I have seen too many people trying to determine if an object is allocated on the heap or not. It can help to create a garbage collection or find if an object with a reference counter should automatically call the
delete operator or not when its counter reaches zero.
You can search in the web for many articles dealing with this but most of them have the problem that they rely on how the memory is initialized or they aren't thread safe.
But with the help of thread local storage that the operating system provides and a very rarely used stuff that MFC has, we can deal with this problem easily. MFC gives us some classes to store information private for each thread with the
THREAD_LOCAL macro (you can see more in afxtls.cpp and afxtls_.h in the MFC source code). So taking advantage of this macro I created an internal class that is used when the object is constructed and when it is allocated on the heap, by overriding the
new operator of the base class initializes the internal detector of the thread that is currently allocating the object if it was not done previously and then sets a flag indicating that the object is being allocated on the heap. Later, when the constructor is called, the base class checks if this flag is on or not to determine if the object is on the heap or not.
Using the code
The only thing you must do to detect if your objects are allocated dynamically or not is to derive them from
CDynamicObjectBase and then call the
IsAllocatedOnDynamicMemory function anywhere you wish.
To use the code in your project, add the DynamicObjectBase.cpp and DynamicObjectBase.h files to your project and add
CDynamicObjectBase as a base class for your classes.
class yourg_class : public CDynamicObjectBase
In the sample application you will see a class named
CMyCustomObject that has a function that prints where it was allocated.
- To make the code MFC-independant you must create a copy of the functionality of most classes and functions located in afxtls_.h and afxtls.cpp. I did it and it is not difficult for an experienced programmer.
- There is a function named
DynamicObjectBaseReset that resets the internal state of the detector in the thread context of the caller. I didn't test what happens if an exception is thrown during the object's constructor. I think nothing happens because
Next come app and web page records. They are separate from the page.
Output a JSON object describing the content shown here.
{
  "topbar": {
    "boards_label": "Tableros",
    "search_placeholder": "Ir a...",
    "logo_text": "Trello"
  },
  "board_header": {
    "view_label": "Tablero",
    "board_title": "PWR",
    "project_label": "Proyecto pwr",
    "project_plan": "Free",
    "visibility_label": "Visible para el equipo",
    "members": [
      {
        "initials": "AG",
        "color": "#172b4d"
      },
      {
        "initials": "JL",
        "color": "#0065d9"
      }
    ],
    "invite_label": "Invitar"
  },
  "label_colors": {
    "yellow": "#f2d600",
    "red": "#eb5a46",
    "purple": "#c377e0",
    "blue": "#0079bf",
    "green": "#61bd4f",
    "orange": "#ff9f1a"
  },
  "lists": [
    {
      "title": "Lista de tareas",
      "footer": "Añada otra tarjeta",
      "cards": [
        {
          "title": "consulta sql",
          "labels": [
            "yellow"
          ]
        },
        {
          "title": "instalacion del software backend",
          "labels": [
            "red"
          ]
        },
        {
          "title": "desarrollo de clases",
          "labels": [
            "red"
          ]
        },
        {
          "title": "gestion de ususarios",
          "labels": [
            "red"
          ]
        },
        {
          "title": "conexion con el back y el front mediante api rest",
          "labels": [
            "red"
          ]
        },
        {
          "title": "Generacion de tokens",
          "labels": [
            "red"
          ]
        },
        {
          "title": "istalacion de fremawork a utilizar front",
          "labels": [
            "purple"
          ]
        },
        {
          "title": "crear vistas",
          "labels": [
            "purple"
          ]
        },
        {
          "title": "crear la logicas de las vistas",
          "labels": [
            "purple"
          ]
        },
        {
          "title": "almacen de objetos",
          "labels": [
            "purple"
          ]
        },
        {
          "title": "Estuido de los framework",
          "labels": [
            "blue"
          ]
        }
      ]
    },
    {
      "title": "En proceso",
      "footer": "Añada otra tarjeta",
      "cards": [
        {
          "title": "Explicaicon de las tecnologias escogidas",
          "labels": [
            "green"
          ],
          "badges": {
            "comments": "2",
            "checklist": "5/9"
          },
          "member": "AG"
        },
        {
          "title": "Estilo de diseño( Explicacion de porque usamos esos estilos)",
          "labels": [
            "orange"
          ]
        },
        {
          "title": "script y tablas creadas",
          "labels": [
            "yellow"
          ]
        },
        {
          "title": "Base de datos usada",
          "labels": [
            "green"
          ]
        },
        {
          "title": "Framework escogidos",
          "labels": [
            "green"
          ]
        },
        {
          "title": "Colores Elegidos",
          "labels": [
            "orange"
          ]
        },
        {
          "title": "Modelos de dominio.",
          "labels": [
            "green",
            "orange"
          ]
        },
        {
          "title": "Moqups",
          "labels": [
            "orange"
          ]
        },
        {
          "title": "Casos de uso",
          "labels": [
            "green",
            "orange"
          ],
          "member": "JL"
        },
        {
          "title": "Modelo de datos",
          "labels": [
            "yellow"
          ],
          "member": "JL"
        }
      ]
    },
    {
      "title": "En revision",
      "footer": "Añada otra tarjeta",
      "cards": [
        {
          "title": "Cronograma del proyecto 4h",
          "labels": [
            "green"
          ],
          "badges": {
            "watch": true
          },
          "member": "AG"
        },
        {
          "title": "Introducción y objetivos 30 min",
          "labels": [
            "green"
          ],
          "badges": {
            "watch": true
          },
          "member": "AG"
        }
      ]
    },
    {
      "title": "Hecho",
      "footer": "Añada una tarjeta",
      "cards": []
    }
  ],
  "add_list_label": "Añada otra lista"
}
CDynamicObjectBase's constructor is called before any derived constructors (it is the base class), or you can modify the code to catch exceptions, but for any case the function is provided.
As a final note, suggestions for improvements are welcome.